We’re talking trains again today, only this time the location in question is Texas, where there seems to be some enthusiasm surrounding the idea of railway infrastructure. Schenkel’s Earth Matters blog mentions the governor, Rick Perry, and Democratic Representative, Henry Cuellar, as specific supporters, but he also talks about the $5.6 million federally funded study aimed at assessing the feasibility of and options for a high-speed rail line linking Dallas, Austin, San Antonio and Oklahoma City (Houston, by the way, is very hurt by the snub).
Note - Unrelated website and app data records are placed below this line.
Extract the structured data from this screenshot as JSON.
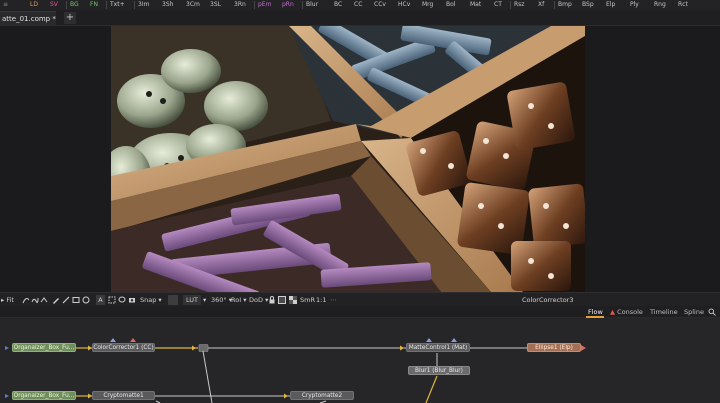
{
  "toolbar": {
    "buttons": [
      "LD",
      "SV",
      "BG",
      "FN",
      "Txt+",
      "3Im",
      "3Sh",
      "3Cm",
      "3SL",
      "3Rn",
      "pEm",
      "pRn",
      "Blur",
      "BC",
      "CC",
      "CCv",
      "HCv",
      "Mrg",
      "Bol",
      "Mat",
      "CT",
      "Rsz",
      "Xf",
      "Bmp",
      "BSp",
      "Elp",
      "Ply",
      "Rng",
      "Rct"
    ],
    "colors": {
      "LD": "#e6a050",
      "SV": "#e05a9a",
      "BG": "#6fc86f",
      "FN": "#6fc86f",
      "Txt+": "#cfcfcf",
      "pEm": "#c96bd6",
      "pRn": "#c96bd6"
    }
  },
  "tabbar": {
    "comp_tab": "atte_01.comp *",
    "add_tab": "+"
  },
  "viewer": {
    "image_alt": "Wooden box compartments with buttons, clothespins and dice"
  },
  "viewer_controls": {
    "fit": "Fit",
    "snap": "Snap",
    "lut": "LUT",
    "angle": "360°",
    "roi": "RoI",
    "dod": "DoD",
    "smr": "SmR",
    "ratio": "1:1",
    "node_name": "ColorCorrector3"
  },
  "flow_tabs": {
    "flow": "Flow",
    "console": "Console",
    "timeline": "Timeline",
    "spline": "Spline"
  },
  "nodes": {
    "organaizer_1": "Organaizer_Box_Fu...",
    "colorcorrector1": "ColorCorrector1 (CC)",
    "mattecontrol1": "MatteControl1 (Mat)",
    "ellipse1": "Ellipse1 (Elp)",
    "blur1": "Blur1 (Blur_Blur)",
    "organaizer_2": "Organaizer_Box_Fu...",
    "cryptomatte1": "Cryptomatte1",
    "cryptomatte2": "Cryptomatte2"
  }
}
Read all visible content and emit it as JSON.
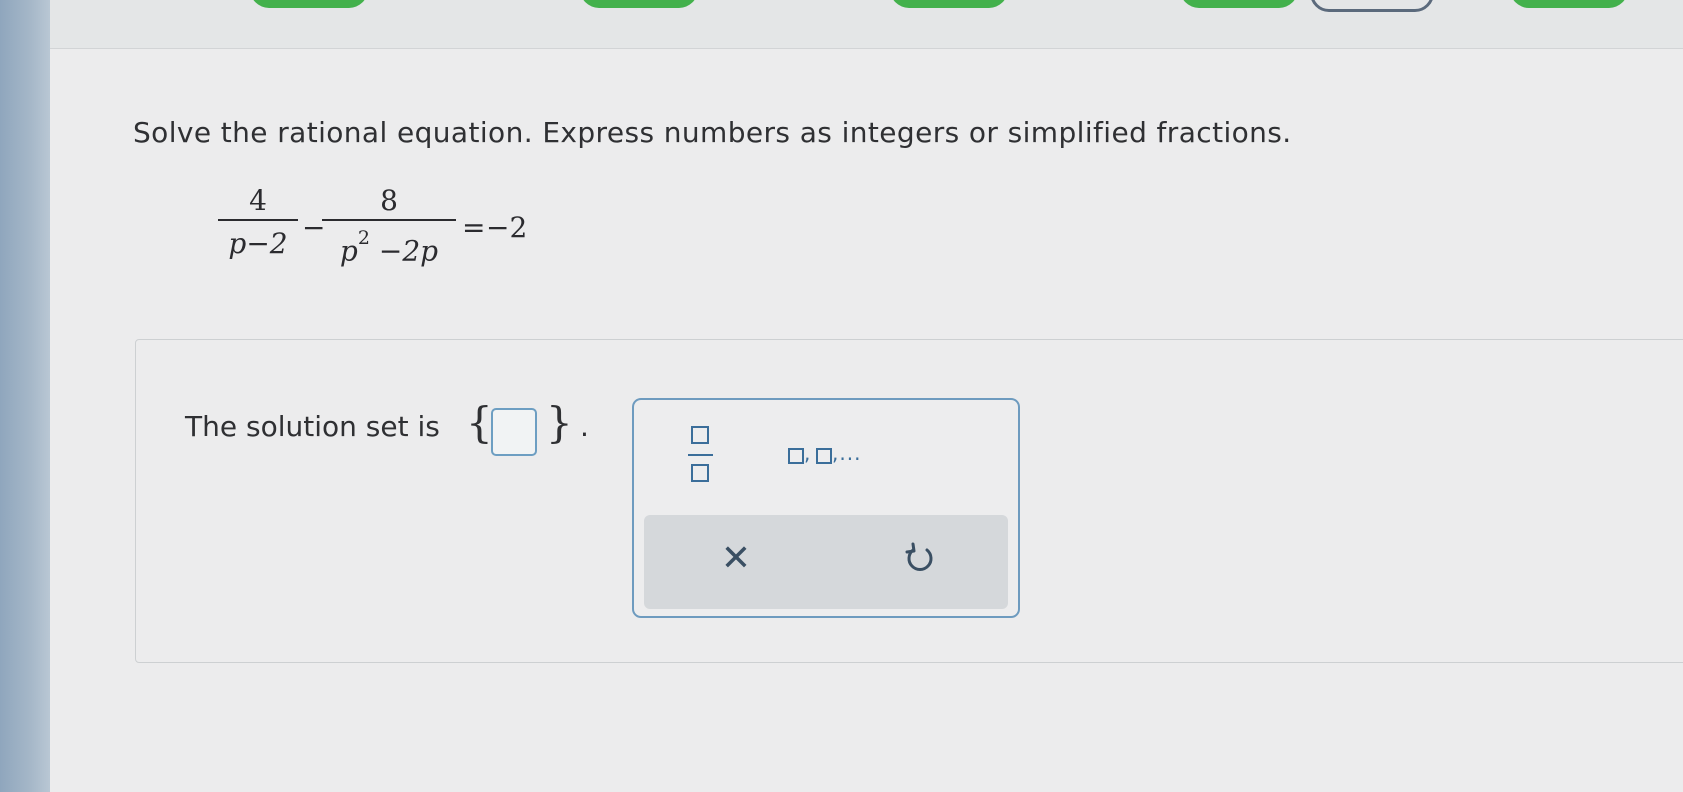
{
  "prompt": "Solve the rational equation. Express numbers as integers or simplified fractions.",
  "equation": {
    "term1_numerator": "4",
    "term1_denominator": "p−2",
    "minus": "−",
    "term2_numerator": "8",
    "term2_denominator_base": "p",
    "term2_denominator_exp": "2",
    "term2_denominator_rest": " −2p",
    "equals": "=",
    "rhs": "−2"
  },
  "answer": {
    "label": "The solution set is",
    "open_brace": "{",
    "close_brace": "}",
    "period": ".",
    "input_value": ""
  },
  "toolbox": {
    "list_tool_text": ",",
    "list_tool_ellipsis": ",...",
    "clear_symbol": "✕"
  },
  "colors": {
    "accent": "#3b6e9a",
    "input_border": "#6d9ec2",
    "nav_green": "#43b14c"
  },
  "icons": [
    "fraction-template-icon",
    "list-template-icon",
    "clear-icon",
    "undo-icon"
  ]
}
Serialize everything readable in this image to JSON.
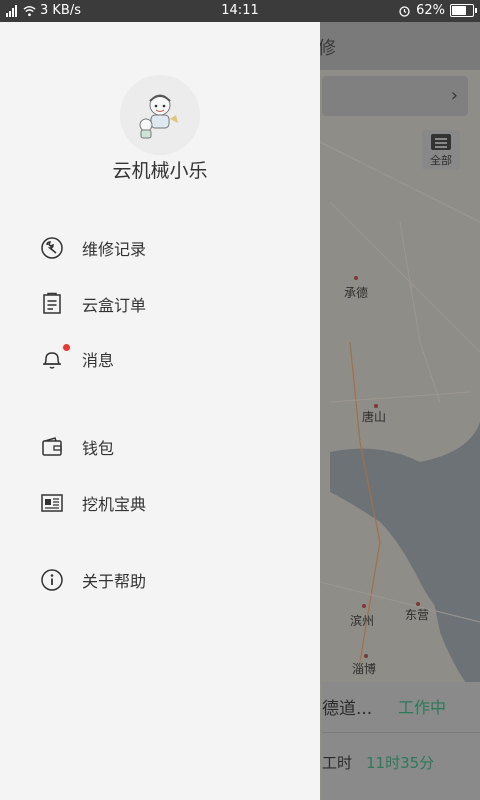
{
  "status_bar": {
    "left_text": "3 KB/s",
    "time": "14:11",
    "battery": "62%"
  },
  "map_topbar": {
    "partial_text": "修"
  },
  "map": {
    "all_label": "全部",
    "cities": [
      "承德",
      "唐山",
      "滨州",
      "东营",
      "淄博"
    ]
  },
  "info_card": {
    "name": "德道...",
    "state": "工作中",
    "hours_label": "工时",
    "hours_value": "11时35分"
  },
  "drawer": {
    "username": "云机械小乐",
    "items": [
      {
        "label": "维修记录",
        "icon": "wrench-icon"
      },
      {
        "label": "云盒订单",
        "icon": "order-list-icon"
      },
      {
        "label": "消息",
        "icon": "bell-icon"
      },
      {
        "label": "钱包",
        "icon": "wallet-icon"
      },
      {
        "label": "挖机宝典",
        "icon": "book-icon"
      },
      {
        "label": "关于帮助",
        "icon": "info-icon"
      }
    ]
  },
  "colors": {
    "drawer_bg": "#f4f4f4",
    "accent_green": "#2b7a5a",
    "badge_red": "#e53935"
  }
}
With three of the ten most populous cities in the country, and vast expanses of land between them, Texas should be a prime candidate for train transport. However, the fact that it is also one of the biggest oil producers in the country means that there are many influential people in Texas who have vested interest in keeping people in their cars. Bill White, a Democrat who ran against Rick Perry in this month’s election, says that a plan the governor put forth for railways running in a corridor through the state, as opposed to directly from city to city, is so crazy that it actually seems designed to promote more car travel.
I can understand this afternoon how following one author’s blog could be a very satisfying experience. While my initial reaction to Schenkel’s link back to his last post about rail transport was a roll of the eyes at what felt like self-promotion, I realized that I know more about this issue now than I did, and what I read in Earth Matters in Thursday gave me a context in which to read today’s story about Texas. How convenient that Schenkel has saved me the trouble of sifting through the web and let me know the important parts.
It is not reasonable to expect that one blogger will review and condense even most of the available material on a topic, or that he or she will present an unbiased report of the facts, and I worry that many readers do not keep those facets of the medium in mind when reading and quoting. That said, as long as we can remain skeptical – which is, after all, a requirement for all media consumption – blogs such as Earth Matters can be a very useful tool for those wishing to broaden their awareness of issues and increase the breadth of their knowledge.
There are only so many hours in a day and, interesting though it is, I won’t be spending mine reading six articles on federal funding for railway infrastructure. Would I spend 10 minutes looking through one post and a few links on the subject, though? Well, time will tell, but I’m glad to have the option.